Write the data out again so that it matches word for word.

Recorded data Start Marker

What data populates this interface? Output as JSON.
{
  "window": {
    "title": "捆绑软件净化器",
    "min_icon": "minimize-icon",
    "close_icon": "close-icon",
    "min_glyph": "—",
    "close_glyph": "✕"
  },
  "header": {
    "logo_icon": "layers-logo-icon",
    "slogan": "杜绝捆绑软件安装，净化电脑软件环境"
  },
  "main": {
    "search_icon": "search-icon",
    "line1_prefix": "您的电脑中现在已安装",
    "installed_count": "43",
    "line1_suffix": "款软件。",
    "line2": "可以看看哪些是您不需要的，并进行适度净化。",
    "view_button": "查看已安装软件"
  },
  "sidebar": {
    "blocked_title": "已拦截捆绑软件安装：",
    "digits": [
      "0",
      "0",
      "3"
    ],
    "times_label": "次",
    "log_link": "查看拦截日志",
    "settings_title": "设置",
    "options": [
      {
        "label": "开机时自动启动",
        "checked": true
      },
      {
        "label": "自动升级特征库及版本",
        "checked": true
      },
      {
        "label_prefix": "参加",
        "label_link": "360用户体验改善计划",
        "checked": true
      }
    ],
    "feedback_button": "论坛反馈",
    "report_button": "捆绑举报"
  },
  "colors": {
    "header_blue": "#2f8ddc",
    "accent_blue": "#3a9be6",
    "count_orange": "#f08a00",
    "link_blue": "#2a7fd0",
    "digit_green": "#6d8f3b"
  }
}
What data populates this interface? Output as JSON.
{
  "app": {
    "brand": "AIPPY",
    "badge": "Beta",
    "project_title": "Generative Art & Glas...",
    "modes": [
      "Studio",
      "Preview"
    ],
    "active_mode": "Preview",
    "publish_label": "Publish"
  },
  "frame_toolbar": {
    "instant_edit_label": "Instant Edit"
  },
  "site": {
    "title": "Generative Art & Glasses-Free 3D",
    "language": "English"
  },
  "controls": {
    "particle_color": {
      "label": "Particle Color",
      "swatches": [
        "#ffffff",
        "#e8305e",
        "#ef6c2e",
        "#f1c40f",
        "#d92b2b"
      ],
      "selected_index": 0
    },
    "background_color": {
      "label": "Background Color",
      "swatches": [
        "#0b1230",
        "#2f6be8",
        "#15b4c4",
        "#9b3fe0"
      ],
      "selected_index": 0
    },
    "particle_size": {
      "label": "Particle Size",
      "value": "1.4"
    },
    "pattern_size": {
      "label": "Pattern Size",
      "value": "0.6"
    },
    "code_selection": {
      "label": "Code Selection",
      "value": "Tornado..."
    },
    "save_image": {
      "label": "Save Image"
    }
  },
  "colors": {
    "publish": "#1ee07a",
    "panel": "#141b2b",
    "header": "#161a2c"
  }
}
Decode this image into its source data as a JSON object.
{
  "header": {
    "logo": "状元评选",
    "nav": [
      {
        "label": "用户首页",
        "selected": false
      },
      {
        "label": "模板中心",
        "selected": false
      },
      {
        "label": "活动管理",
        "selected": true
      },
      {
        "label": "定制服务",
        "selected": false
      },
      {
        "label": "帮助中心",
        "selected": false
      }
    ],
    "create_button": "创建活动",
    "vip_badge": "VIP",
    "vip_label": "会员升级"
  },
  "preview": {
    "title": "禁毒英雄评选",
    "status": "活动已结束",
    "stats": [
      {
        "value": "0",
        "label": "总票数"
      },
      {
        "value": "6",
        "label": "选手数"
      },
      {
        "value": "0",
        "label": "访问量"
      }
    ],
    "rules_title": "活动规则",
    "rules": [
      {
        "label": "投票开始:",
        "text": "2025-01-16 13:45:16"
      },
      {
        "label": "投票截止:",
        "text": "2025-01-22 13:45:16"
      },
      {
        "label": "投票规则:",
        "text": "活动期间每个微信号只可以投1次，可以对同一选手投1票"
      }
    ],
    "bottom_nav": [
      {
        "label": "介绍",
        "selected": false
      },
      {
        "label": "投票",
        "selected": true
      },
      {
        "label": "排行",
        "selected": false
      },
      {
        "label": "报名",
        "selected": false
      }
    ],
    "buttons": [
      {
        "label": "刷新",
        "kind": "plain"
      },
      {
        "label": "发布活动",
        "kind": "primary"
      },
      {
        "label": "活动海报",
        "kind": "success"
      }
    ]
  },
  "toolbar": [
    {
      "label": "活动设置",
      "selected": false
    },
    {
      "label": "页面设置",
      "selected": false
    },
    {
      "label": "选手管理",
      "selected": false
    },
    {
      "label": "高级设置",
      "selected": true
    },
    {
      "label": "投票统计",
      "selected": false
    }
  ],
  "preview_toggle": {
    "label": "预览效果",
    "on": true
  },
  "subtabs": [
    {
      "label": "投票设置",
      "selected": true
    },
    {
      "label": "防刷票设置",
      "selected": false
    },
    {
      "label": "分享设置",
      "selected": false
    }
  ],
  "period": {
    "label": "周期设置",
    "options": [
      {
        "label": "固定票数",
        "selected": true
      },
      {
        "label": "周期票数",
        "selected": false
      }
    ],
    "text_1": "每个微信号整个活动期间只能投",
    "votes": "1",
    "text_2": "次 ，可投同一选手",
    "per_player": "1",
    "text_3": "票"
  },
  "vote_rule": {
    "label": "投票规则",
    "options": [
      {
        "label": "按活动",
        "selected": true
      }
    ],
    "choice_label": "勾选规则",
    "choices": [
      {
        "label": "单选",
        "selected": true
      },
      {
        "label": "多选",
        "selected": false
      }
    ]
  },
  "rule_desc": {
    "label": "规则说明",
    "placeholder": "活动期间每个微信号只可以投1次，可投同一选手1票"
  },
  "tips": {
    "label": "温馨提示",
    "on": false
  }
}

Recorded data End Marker

▶ _Reply to the task_
What data populates this interface? Output as JSON.
{
  "window": {
    "title": "捆绑软件净化器",
    "min_icon": "minimize-icon",
    "close_icon": "close-icon",
    "min_glyph": "—",
    "close_glyph": "✕"
  },
  "header": {
    "logo_icon": "layers-logo-icon",
    "slogan": "杜绝捆绑软件安装，净化电脑软件环境"
  },
  "main": {
    "search_icon": "search-icon",
    "line1_prefix": "您的电脑中现在已安装",
    "installed_count": "43",
    "line1_suffix": "款软件。",
    "line2": "可以看看哪些是您不需要的，并进行适度净化。",
    "view_button": "查看已安装软件"
  },
  "sidebar": {
    "blocked_title": "已拦截捆绑软件安装：",
    "digits": [
      "0",
      "0",
      "3"
    ],
    "times_label": "次",
    "log_link": "查看拦截日志",
    "settings_title": "设置",
    "options": [
      {
        "label": "开机时自动启动",
        "checked": true
      },
      {
        "label": "自动升级特征库及版本",
        "checked": true
      },
      {
        "label_prefix": "参加",
        "label_link": "360用户体验改善计划",
        "checked": true
      }
    ],
    "feedback_button": "论坛反馈",
    "report_button": "捆绑举报"
  },
  "colors": {
    "header_blue": "#2f8ddc",
    "accent_blue": "#3a9be6",
    "count_orange": "#f08a00",
    "link_blue": "#2a7fd0",
    "digit_green": "#6d8f3b"
  }
}
What data populates this interface? Output as JSON.
{
  "app": {
    "brand": "AIPPY",
    "badge": "Beta",
    "project_title": "Generative Art & Glas...",
    "modes": [
      "Studio",
      "Preview"
    ],
    "active_mode": "Preview",
    "publish_label": "Publish"
  },
  "frame_toolbar": {
    "instant_edit_label": "Instant Edit"
  },
  "site": {
    "title": "Generative Art & Glasses-Free 3D",
    "language": "English"
  },
  "controls": {
    "particle_color": {
      "label": "Particle Color",
      "swatches": [
        "#ffffff",
        "#e8305e",
        "#ef6c2e",
        "#f1c40f",
        "#d92b2b"
      ],
      "selected_index": 0
    },
    "background_color": {
      "label": "Background Color",
      "swatches": [
        "#0b1230",
        "#2f6be8",
        "#15b4c4",
        "#9b3fe0"
      ],
      "selected_index": 0
    },
    "particle_size": {
      "label": "Particle Size",
      "value": "1.4"
    },
    "pattern_size": {
      "label": "Pattern Size",
      "value": "0.6"
    },
    "code_selection": {
      "label": "Code Selection",
      "value": "Tornado..."
    },
    "save_image": {
      "label": "Save Image"
    }
  },
  "colors": {
    "publish": "#1ee07a",
    "panel": "#141b2b",
    "header": "#161a2c"
  }
}
Decode this image into its source data as a JSON object.
{
  "header": {
    "logo": "状元评选",
    "nav": [
      {
        "label": "用户首页",
        "selected": false
      },
      {
        "label": "模板中心",
        "selected": false
      },
      {
        "label": "活动管理",
        "selected": true
      },
      {
        "label": "定制服务",
        "selected": false
      },
      {
        "label": "帮助中心",
        "selected": false
      }
    ],
    "create_button": "创建活动",
    "vip_badge": "VIP",
    "vip_label": "会员升级"
  },
  "preview": {
    "title": "禁毒英雄评选",
    "status": "活动已结束",
    "stats": [
      {
        "value": "0",
        "label": "总票数"
      },
      {
        "value": "6",
        "label": "选手数"
      },
      {
        "value": "0",
        "label": "访问量"
      }
    ],
    "rules_title": "活动规则",
    "rules": [
      {
        "label": "投票开始:",
        "text": "2025-01-16 13:45:16"
      },
      {
        "label": "投票截止:",
        "text": "2025-01-22 13:45:16"
      },
      {
        "label": "投票规则:",
        "text": "活动期间每个微信号只可以投1次，可以对同一选手投1票"
      }
    ],
    "bottom_nav": [
      {
        "label": "介绍",
        "selected": false
      },
      {
        "label": "投票",
        "selected": true
      },
      {
        "label": "排行",
        "selected": false
      },
      {
        "label": "报名",
        "selected": false
      }
    ],
    "buttons": [
      {
        "label": "刷新",
        "kind": "plain"
      },
      {
        "label": "发布活动",
        "kind": "primary"
      },
      {
        "label": "活动海报",
        "kind": "success"
      }
    ]
  },
  "toolbar": [
    {
      "label": "活动设置",
      "selected": false
    },
    {
      "label": "页面设置",
      "selected": false
    },
    {
      "label": "选手管理",
      "selected": false
    },
    {
      "label": "高级设置",
      "selected": true
    },
    {
      "label": "投票统计",
      "selected": false
    }
  ],
  "preview_toggle": {
    "label": "预览效果",
    "on": true
  },
  "subtabs": [
    {
      "label": "投票设置",
      "selected": true
    },
    {
      "label": "防刷票设置",
      "selected": false
    },
    {
      "label": "分享设置",
      "selected": false
    }
  ],
  "period": {
    "label": "周期设置",
    "options": [
      {
        "label": "固定票数",
        "selected": true
      },
      {
        "label": "周期票数",
        "selected": false
      }
    ],
    "text_1": "每个微信号整个活动期间只能投",
    "votes": "1",
    "text_2": "次 ，可投同一选手",
    "per_player": "1",
    "text_3": "票"
  },
  "vote_rule": {
    "label": "投票规则",
    "options": [
      {
        "label": "按活动",
        "selected": true
      }
    ],
    "choice_label": "勾选规则",
    "choices": [
      {
        "label": "单选",
        "selected": true
      },
      {
        "label": "多选",
        "selected": false
      }
    ]
  },
  "rule_desc": {
    "label": "规则说明",
    "placeholder": "活动期间每个微信号只可以投1次，可投同一选手1票"
  },
  "tips": {
    "label": "温馨提示",
    "on": false
  }
}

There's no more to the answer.